    Transfer of Mortgage: A transaction where either the borrower or lender assigns an existing mortgage (bank loan to purchase a residential property) from the current holder to another person or ...

  18. Mortgage Servicing Rights (MSR)

    The mortgage servicing rights (MSR) market has seen many changes. This section will highlight some of these developments and their implications. ... Federal banking laws today allow lenders to sell mortgage servicing rights or transfer them to another party without the borrower's consent. However, in case of a transfer or sale, the borrower ...

  19. Handling of Information and Documents During Mortgage Servicing

    The Bureau is issuing this Bulletin to residential mortgage servicers and subservicers in light of potential risks to consumers that may arise in connection with transfers of residential mortgage servicing rights. This bulletin covers (A) transfer-related policies, and (B) procedures and loan information and documents for ensuring accuracy.

  20. 6.3 Recognition and measurement of servicing rights

    ASC 860 requires that separately recognized servicing rights be measured initially at fair value. ASC 820 defines fair value as the price that would be received to sell an asset or paid to transfer a liability in an orderly transaction between market participants at the measurement date. Measurements of the fair value of servicing rights may consider the present value of expected cash flows ...

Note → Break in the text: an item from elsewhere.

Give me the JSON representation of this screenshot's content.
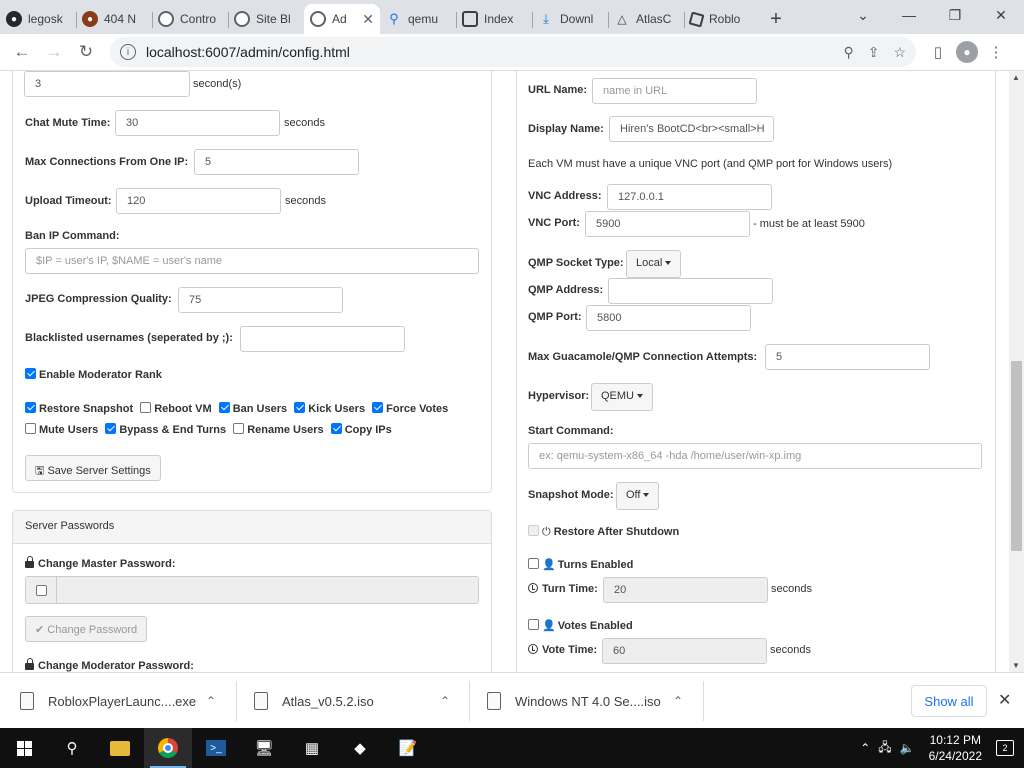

  21. Federal Register :: Mortgage Servicing Rights

    A Federal credit union may purchase mortgage servicing rights from other federally insured credit unions as an investment if all of the following conditions are met: (1) The underlying mortgage loans of the mortgage servicing rights are loans the Federal credit union is empowered to grant; (2) the Federal credit union purchases the mortgage ...

  22. Here's a balanced approach to non-bank mortgage servicing

    The report's executive summary makes numerous points: independent mortgage banks play a"key role" in originating and servicing loans for underserved borrowers; IMBs now originate and service a majority of mortgage loans; Ginnie Mae and GSE securitizations make up an increasing share of the mortgage market; and IMBs rely on financing that can be repriced or canceled in times of financial stress.

  23. FSOC recommends more regulation and liquidity for nonbank servicers

    Meanwhile, they owned servicing rights on 54% of mortgage balances in 2022, up from 4% in 2008. In addition, nonbanks represent seven of the 10 largest servicers of Fannie Mae , Freddie Mac and ...

  24. U.S. regulators call for new fund to prevent mortgage servicers ...

    Nonbank mortgage lenders originated around two-thirds of mortgages in the U.S. in 2022, the report stated, and owned the servicing rights on 54% of mortgage balances.

  25. Want To Buy a New Home and Keep Your Current Low Interest Rate? Try

    For a 30-year fixed-rate mortgage, you're looking at an average interest rate somewhere between the mid-6% and +7% as of late. So if you need to move, you might feel financially overwhelmed by ...

  26. The Financial Stability Oversight Council Releases Report on Nonbank

    In 2022, nonbank mortgage companies (NMCs) originated approximately two-thirds of mortgages in the United States and owned the servicing rights on 54 percent of mortgage balances. NMC market share has risen significantly since its low in 2008, when NMCs originated 39 percent of mortgages and owned the servicing rights on only 4 percent of ...

  27. Reverse Mortgage vs. Home Equity Loan: Which to Choose?

    The way your equity is used to fund your expenses is different with a home equity loan versus a reverse mortgage. With a reverse mortgage, the monthly payments you receive are added to the loan ...

  28. § 1026.39 Mortgage transfer disclosures.

    1. Identification of covered person. Section 1026.39 (d) (1) requires a covered person to provide its name, address, and telephone number. The party identified must be the covered person who owns the mortgage loan, regardless of whether another party services the loan or is the covered person's agent.

  29. How to Get a Lower Interest Rate on a Mortgage

    Here's a look at two potential scenarios for someone who takes out a $500,000, 30-year loan at a 7% interest rate now and then refinances into a new 30-year loan with a lower rate later on ...